## REQUIRED WORK
Output every entry exactly, from the first line to the last.

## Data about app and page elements
# # #

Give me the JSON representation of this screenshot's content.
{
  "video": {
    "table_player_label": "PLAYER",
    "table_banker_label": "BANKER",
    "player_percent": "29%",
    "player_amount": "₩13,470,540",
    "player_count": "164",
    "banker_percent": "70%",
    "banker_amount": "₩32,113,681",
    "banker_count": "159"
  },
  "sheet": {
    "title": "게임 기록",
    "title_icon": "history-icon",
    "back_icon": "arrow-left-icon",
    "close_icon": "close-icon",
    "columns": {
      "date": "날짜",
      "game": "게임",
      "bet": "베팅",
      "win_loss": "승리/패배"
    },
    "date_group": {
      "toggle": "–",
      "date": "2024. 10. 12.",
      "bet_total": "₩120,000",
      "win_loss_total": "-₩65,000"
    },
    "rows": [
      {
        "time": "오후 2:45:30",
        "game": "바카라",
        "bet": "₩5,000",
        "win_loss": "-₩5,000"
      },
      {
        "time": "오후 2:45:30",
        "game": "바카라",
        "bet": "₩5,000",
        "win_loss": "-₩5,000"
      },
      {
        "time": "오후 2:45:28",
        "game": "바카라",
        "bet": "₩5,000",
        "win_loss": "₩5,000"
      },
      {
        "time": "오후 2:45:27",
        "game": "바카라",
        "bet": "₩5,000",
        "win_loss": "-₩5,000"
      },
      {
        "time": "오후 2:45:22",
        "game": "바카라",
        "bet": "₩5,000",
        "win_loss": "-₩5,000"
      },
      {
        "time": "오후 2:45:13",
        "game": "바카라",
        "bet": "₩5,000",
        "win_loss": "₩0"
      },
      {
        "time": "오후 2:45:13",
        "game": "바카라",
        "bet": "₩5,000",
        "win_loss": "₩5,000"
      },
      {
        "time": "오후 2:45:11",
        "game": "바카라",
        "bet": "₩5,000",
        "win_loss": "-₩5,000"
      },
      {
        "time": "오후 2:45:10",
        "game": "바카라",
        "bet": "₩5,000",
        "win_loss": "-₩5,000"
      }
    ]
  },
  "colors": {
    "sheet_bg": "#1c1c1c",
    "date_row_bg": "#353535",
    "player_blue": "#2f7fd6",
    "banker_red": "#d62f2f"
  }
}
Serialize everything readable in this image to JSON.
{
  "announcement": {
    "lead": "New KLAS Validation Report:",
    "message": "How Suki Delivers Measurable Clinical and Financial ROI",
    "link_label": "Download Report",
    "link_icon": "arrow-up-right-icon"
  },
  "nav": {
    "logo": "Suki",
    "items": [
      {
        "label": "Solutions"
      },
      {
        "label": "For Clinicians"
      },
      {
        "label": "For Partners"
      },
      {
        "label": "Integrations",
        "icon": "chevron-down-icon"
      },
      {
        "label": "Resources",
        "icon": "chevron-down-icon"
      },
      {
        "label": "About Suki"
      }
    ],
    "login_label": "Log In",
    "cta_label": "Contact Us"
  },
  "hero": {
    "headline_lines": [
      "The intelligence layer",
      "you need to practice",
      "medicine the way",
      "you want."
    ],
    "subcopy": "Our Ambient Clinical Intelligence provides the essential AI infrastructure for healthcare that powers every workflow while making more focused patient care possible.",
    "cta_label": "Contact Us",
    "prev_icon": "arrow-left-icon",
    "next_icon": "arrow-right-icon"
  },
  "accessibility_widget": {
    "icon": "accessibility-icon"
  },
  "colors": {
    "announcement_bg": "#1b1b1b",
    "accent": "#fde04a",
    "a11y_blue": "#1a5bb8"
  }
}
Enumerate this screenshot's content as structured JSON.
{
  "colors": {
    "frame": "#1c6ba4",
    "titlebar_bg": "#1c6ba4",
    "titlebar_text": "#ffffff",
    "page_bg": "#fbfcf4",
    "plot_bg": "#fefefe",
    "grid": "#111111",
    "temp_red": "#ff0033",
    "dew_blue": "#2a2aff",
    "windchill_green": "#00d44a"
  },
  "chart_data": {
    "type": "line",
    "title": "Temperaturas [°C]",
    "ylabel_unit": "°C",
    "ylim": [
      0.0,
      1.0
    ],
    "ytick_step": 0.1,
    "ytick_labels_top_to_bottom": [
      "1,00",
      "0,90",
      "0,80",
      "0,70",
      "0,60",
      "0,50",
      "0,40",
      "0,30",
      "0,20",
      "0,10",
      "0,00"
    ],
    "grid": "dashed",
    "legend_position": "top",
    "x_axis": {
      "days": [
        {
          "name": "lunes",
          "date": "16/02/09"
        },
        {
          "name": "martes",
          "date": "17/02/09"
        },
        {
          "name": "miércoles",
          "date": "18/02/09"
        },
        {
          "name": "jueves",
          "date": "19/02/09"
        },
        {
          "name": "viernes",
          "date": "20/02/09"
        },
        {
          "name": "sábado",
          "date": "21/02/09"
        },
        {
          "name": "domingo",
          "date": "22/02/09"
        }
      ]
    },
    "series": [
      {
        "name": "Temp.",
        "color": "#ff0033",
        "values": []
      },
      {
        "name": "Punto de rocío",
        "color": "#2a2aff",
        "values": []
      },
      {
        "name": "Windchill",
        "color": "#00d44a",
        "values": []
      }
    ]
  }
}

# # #

## ANSWER TO THIS EXERCISE
Give me the JSON representation of this screenshot's content.
{
  "video": {
    "table_player_label": "PLAYER",
    "table_banker_label": "BANKER",
    "player_percent": "29%",
    "player_amount": "₩13,470,540",
    "player_count": "164",
    "banker_percent": "70%",
    "banker_amount": "₩32,113,681",
    "banker_count": "159"
  },
  "sheet": {
    "title": "게임 기록",
    "title_icon": "history-icon",
    "back_icon": "arrow-left-icon",
    "close_icon": "close-icon",
    "columns": {
      "date": "날짜",
      "game": "게임",
      "bet": "베팅",
      "win_loss": "승리/패배"
    },
    "date_group": {
      "toggle": "–",
      "date": "2024. 10. 12.",
      "bet_total": "₩120,000",
      "win_loss_total": "-₩65,000"
    },
    "rows": [
      {
        "time": "오후 2:45:30",
        "game": "바카라",
        "bet": "₩5,000",
        "win_loss": "-₩5,000"
      },
      {
        "time": "오후 2:45:30",
        "game": "바카라",
        "bet": "₩5,000",
        "win_loss": "-₩5,000"
      },
      {
        "time": "오후 2:45:28",
        "game": "바카라",
        "bet": "₩5,000",
        "win_loss": "₩5,000"
      },
      {
        "time": "오후 2:45:27",
        "game": "바카라",
        "bet": "₩5,000",
        "win_loss": "-₩5,000"
      },
      {
        "time": "오후 2:45:22",
        "game": "바카라",
        "bet": "₩5,000",
        "win_loss": "-₩5,000"
      },
      {
        "time": "오후 2:45:13",
        "game": "바카라",
        "bet": "₩5,000",
        "win_loss": "₩0"
      },
      {
        "time": "오후 2:45:13",
        "game": "바카라",
        "bet": "₩5,000",
        "win_loss": "₩5,000"
      },
      {
        "time": "오후 2:45:11",
        "game": "바카라",
        "bet": "₩5,000",
        "win_loss": "-₩5,000"
      },
      {
        "time": "오후 2:45:10",
        "game": "바카라",
        "bet": "₩5,000",
        "win_loss": "-₩5,000"
      }
    ]
  },
  "colors": {
    "sheet_bg": "#1c1c1c",
    "date_row_bg": "#353535",
    "player_blue": "#2f7fd6",
    "banker_red": "#d62f2f"
  }
}
Serialize everything readable in this image to JSON.
{
  "announcement": {
    "lead": "New KLAS Validation Report:",
    "message": "How Suki Delivers Measurable Clinical and Financial ROI",
    "link_label": "Download Report",
    "link_icon": "arrow-up-right-icon"
  },
  "nav": {
    "logo": "Suki",
    "items": [
      {
        "label": "Solutions"
      },
      {
        "label": "For Clinicians"
      },
      {
        "label": "For Partners"
      },
      {
        "label": "Integrations",
        "icon": "chevron-down-icon"
      },
      {
        "label": "Resources",
        "icon": "chevron-down-icon"
      },
      {
        "label": "About Suki"
      }
    ],
    "login_label": "Log In",
    "cta_label": "Contact Us"
  },
  "hero": {
    "headline_lines": [
      "The intelligence layer",
      "you need to practice",
      "medicine the way",
      "you want."
    ],
    "subcopy": "Our Ambient Clinical Intelligence provides the essential AI infrastructure for healthcare that powers every workflow while making more focused patient care possible.",
    "cta_label": "Contact Us",
    "prev_icon": "arrow-left-icon",
    "next_icon": "arrow-right-icon"
  },
  "accessibility_widget": {
    "icon": "accessibility-icon"
  },
  "colors": {
    "announcement_bg": "#1b1b1b",
    "accent": "#fde04a",
    "a11y_blue": "#1a5bb8"
  }
}
Enumerate this screenshot's content as structured JSON.
{
  "colors": {
    "frame": "#1c6ba4",
    "titlebar_bg": "#1c6ba4",
    "titlebar_text": "#ffffff",
    "page_bg": "#fbfcf4",
    "plot_bg": "#fefefe",
    "grid": "#111111",
    "temp_red": "#ff0033",
    "dew_blue": "#2a2aff",
    "windchill_green": "#00d44a"
  },
  "chart_data": {
    "type": "line",
    "title": "Temperaturas [°C]",
    "ylabel_unit": "°C",
    "ylim": [
      0.0,
      1.0
    ],
    "ytick_step": 0.1,
    "ytick_labels_top_to_bottom": [
      "1,00",
      "0,90",
      "0,80",
      "0,70",
      "0,60",
      "0,50",
      "0,40",
      "0,30",
      "0,20",
      "0,10",
      "0,00"
    ],
    "grid": "dashed",
    "legend_position": "top",
    "x_axis": {
      "days": [
        {
          "name": "lunes",
          "date": "16/02/09"
        },
        {
          "name": "martes",
          "date": "17/02/09"
        },
        {
          "name": "miércoles",
          "date": "18/02/09"
        },
        {
          "name": "jueves",
          "date": "19/02/09"
        },
        {
          "name": "viernes",
          "date": "20/02/09"
        },
        {
          "name": "sábado",
          "date": "21/02/09"
        },
        {
          "name": "domingo",
          "date": "22/02/09"
        }
      ]
    },
    "series": [
      {
        "name": "Temp.",
        "color": "#ff0033",
        "values": []
      },
      {
        "name": "Punto de rocío",
        "color": "#2a2aff",
        "values": []
      },
      {
        "name": "Windchill",
        "color": "#00d44a",
        "values": []
      }
    ]
  }
}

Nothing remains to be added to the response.